Find the word "hint" in the listing, and copy out each line where it turns up.

------ Dataset excerpts

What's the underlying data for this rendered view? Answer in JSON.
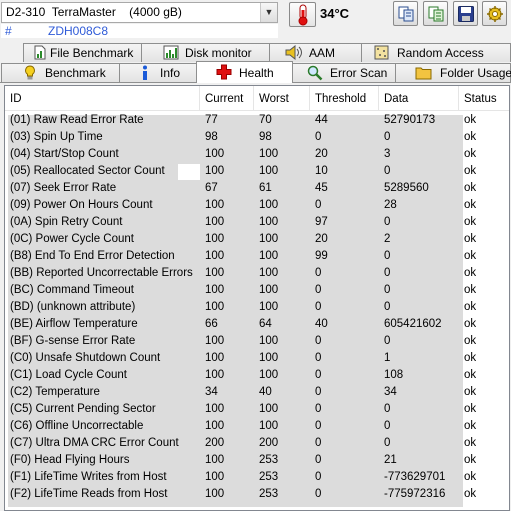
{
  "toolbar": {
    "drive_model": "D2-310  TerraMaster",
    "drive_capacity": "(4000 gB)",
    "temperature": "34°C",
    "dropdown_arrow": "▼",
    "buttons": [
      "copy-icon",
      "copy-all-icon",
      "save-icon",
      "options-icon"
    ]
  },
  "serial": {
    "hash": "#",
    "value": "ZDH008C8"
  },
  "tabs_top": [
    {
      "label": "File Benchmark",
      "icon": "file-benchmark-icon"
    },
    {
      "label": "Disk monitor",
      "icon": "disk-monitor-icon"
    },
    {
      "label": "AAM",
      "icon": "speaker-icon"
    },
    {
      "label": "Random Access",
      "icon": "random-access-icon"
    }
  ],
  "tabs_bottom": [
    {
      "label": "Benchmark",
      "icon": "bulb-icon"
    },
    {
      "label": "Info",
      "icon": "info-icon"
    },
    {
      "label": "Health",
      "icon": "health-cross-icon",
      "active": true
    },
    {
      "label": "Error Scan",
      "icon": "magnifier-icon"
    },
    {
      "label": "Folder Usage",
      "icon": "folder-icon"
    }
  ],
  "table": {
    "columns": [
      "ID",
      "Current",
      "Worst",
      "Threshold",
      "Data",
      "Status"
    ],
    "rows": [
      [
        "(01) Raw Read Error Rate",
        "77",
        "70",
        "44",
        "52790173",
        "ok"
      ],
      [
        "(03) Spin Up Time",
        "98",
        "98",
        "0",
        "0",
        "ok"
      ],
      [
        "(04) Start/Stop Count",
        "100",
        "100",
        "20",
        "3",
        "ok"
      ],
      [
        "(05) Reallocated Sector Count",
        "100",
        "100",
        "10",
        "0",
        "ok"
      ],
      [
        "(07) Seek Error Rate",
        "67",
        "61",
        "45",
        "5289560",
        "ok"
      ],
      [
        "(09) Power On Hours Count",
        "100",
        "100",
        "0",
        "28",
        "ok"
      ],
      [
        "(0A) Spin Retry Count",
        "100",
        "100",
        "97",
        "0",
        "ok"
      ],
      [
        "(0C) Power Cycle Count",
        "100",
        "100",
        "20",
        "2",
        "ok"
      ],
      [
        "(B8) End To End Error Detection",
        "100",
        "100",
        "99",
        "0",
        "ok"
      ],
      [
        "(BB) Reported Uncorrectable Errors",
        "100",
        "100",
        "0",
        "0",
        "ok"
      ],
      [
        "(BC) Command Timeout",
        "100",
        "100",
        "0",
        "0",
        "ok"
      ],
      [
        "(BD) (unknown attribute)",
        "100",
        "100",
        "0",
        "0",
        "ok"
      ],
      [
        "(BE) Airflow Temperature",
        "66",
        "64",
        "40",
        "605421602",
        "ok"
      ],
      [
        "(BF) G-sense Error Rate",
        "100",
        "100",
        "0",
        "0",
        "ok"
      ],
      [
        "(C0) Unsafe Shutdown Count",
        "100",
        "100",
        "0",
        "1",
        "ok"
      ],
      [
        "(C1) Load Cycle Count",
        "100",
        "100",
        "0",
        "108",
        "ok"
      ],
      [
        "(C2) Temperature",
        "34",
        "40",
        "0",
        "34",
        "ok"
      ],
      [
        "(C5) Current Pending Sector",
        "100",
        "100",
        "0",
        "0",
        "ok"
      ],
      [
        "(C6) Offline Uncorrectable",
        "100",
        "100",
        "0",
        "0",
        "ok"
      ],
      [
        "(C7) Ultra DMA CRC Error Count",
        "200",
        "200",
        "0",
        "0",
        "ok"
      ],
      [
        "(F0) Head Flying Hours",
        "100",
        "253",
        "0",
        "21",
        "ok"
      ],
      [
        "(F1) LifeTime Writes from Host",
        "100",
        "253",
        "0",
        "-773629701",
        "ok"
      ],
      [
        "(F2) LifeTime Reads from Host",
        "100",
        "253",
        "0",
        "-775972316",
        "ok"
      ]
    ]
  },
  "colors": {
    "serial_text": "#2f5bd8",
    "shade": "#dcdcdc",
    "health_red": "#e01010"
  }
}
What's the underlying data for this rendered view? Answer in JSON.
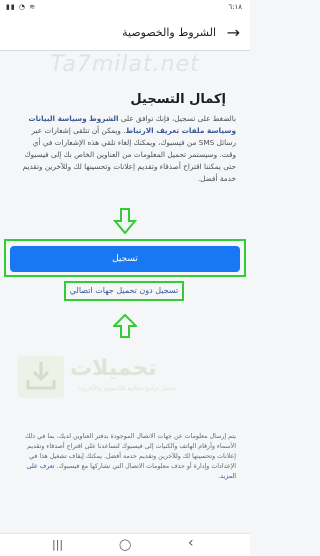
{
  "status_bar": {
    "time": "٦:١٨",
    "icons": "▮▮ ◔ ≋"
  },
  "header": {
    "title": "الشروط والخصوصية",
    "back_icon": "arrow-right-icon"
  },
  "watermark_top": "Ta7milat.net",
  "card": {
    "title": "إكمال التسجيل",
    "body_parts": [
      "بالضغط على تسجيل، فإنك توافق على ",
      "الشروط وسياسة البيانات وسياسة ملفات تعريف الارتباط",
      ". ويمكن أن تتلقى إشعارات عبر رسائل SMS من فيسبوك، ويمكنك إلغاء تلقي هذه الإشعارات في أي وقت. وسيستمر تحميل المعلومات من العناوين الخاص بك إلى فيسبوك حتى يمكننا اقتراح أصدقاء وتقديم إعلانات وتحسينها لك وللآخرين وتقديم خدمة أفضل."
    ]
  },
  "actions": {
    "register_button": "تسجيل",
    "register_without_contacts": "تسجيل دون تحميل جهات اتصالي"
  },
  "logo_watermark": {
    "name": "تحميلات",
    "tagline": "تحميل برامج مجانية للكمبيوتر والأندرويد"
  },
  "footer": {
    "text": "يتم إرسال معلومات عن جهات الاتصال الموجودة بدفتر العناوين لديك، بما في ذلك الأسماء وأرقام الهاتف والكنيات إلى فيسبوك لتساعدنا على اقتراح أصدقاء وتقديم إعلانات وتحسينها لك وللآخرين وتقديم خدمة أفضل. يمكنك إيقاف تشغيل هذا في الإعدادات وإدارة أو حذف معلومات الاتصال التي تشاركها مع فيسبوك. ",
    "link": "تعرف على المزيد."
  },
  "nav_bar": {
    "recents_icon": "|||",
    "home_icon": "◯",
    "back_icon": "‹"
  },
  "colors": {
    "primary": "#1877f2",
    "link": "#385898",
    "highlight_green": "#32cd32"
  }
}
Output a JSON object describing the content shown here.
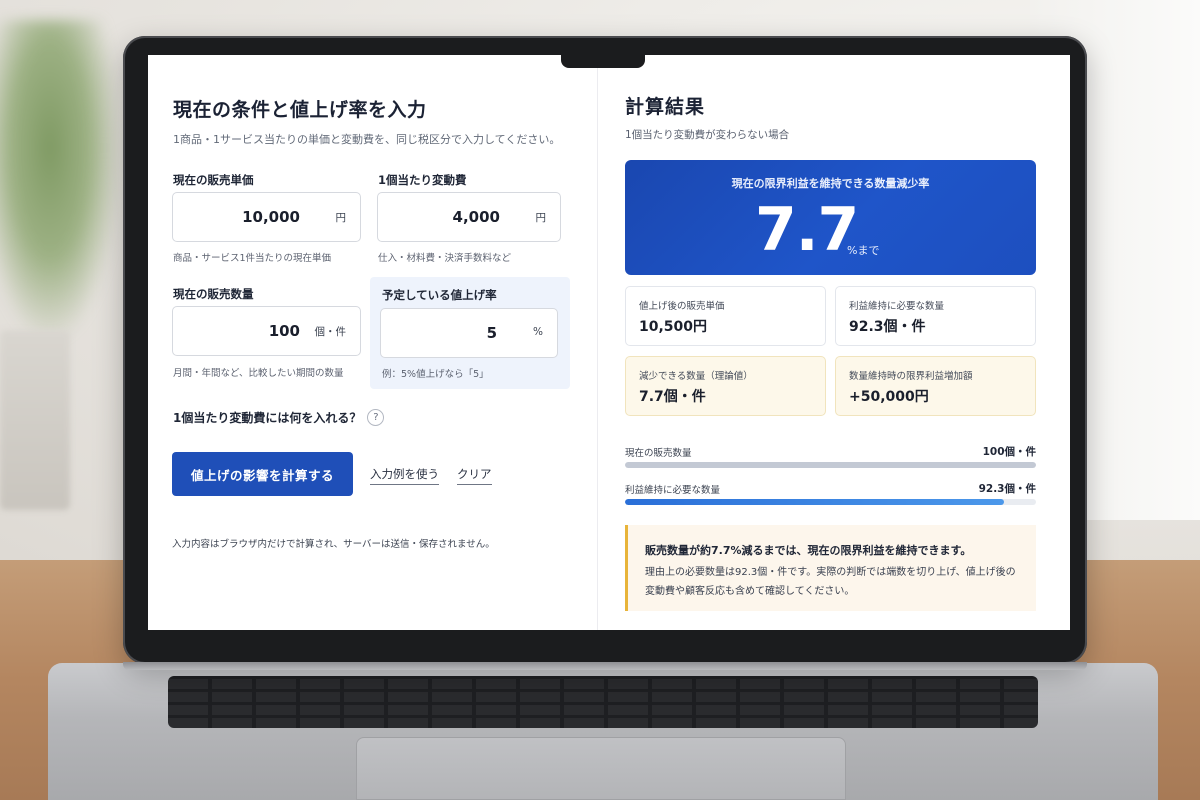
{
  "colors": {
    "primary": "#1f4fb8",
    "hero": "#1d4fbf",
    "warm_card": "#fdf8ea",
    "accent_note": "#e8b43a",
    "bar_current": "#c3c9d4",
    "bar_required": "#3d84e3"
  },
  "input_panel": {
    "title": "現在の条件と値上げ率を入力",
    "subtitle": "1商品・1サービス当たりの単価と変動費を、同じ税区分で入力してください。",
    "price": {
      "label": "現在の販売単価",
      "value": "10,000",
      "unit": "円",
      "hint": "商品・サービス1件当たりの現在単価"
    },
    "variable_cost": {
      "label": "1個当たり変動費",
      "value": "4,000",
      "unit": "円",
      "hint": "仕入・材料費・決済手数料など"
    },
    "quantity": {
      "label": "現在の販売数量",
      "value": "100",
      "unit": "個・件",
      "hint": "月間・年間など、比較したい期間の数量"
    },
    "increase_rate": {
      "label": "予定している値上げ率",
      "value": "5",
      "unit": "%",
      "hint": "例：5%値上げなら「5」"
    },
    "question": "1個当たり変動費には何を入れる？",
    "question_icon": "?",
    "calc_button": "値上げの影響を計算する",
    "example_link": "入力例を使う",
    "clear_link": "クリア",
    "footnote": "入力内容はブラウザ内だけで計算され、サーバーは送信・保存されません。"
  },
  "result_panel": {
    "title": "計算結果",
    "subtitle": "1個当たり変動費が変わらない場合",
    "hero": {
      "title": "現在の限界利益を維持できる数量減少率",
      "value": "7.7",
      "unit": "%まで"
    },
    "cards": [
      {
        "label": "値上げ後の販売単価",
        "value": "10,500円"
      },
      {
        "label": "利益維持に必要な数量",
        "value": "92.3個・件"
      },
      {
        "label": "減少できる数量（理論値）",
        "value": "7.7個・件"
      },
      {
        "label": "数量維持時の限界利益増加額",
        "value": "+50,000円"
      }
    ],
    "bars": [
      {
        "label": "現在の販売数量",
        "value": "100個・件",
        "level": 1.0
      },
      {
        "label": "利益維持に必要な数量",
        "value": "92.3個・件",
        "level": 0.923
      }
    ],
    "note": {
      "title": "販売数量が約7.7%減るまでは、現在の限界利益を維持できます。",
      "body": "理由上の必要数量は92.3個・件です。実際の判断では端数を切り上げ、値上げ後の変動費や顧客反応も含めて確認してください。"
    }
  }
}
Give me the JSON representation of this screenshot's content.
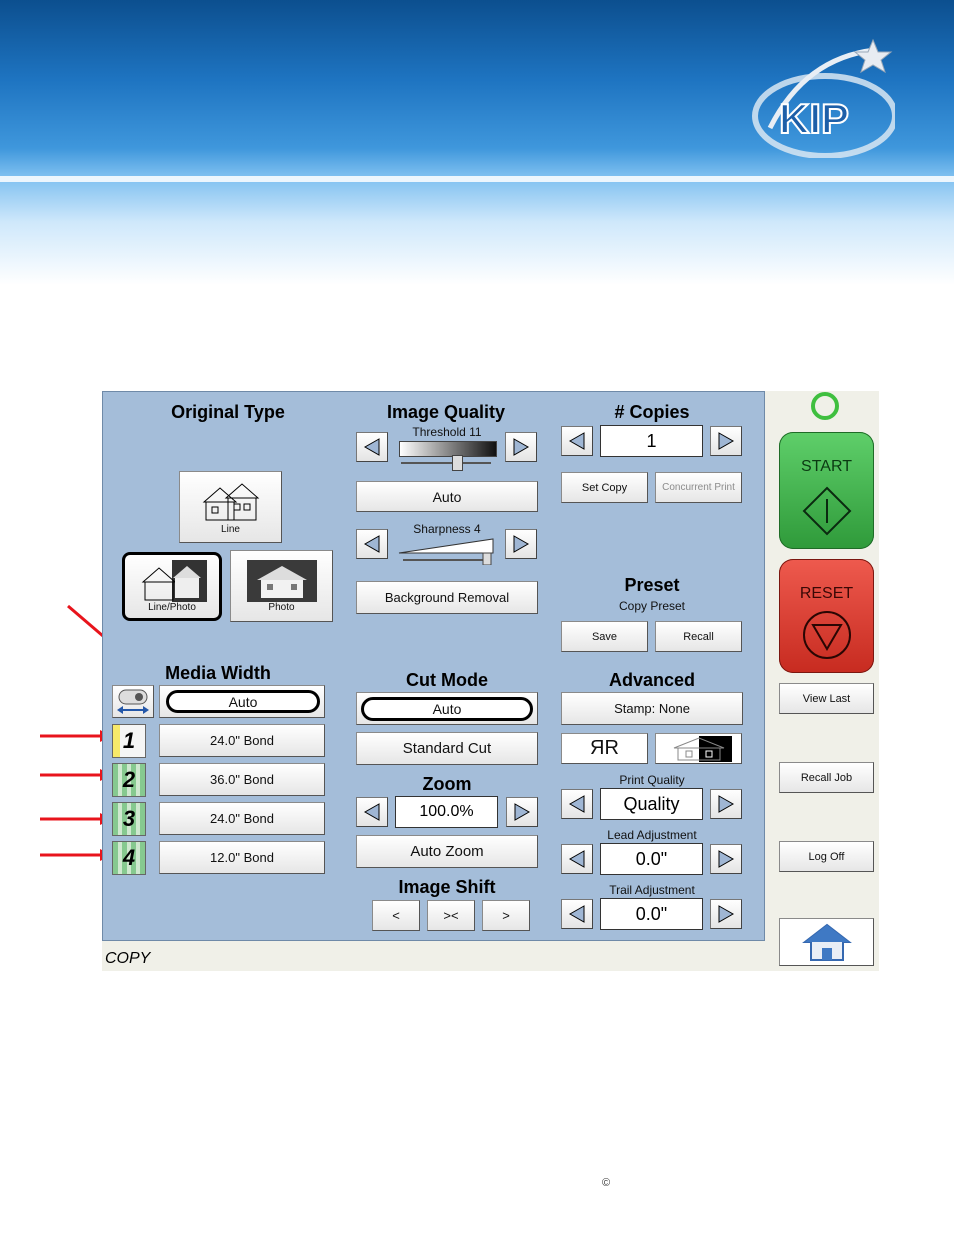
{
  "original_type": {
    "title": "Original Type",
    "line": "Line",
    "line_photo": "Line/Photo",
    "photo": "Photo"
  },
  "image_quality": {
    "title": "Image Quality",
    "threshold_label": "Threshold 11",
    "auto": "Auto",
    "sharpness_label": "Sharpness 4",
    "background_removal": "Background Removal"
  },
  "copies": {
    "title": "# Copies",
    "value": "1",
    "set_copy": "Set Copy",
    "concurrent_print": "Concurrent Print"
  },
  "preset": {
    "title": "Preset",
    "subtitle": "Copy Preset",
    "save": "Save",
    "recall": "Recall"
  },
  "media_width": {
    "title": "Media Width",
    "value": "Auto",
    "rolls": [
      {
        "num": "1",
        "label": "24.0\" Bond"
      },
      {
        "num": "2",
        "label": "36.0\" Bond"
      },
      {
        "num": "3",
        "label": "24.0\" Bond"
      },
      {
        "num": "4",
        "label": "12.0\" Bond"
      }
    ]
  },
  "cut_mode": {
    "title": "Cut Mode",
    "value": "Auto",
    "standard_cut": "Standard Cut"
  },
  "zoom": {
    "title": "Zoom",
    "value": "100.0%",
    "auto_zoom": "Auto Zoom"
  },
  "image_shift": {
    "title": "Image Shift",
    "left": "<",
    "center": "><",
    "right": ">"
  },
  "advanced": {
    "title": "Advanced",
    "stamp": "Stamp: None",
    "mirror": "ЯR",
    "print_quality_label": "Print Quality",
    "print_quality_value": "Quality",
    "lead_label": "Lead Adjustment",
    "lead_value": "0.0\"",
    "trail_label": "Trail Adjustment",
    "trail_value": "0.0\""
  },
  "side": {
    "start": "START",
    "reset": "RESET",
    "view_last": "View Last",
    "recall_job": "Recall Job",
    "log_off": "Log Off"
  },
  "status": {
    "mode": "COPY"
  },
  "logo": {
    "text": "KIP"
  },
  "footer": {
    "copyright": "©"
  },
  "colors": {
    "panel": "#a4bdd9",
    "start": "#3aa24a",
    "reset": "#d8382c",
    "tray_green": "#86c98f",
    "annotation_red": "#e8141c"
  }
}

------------

Answer area:
      "hint": "商品・サービス1件当たりの現在単価"
      "hint": "仕入・材料費・決済手数料など"
      "hint": "月間・年間など、比較したい期間の数量"
      "hint": "例：5%値上げなら「5」"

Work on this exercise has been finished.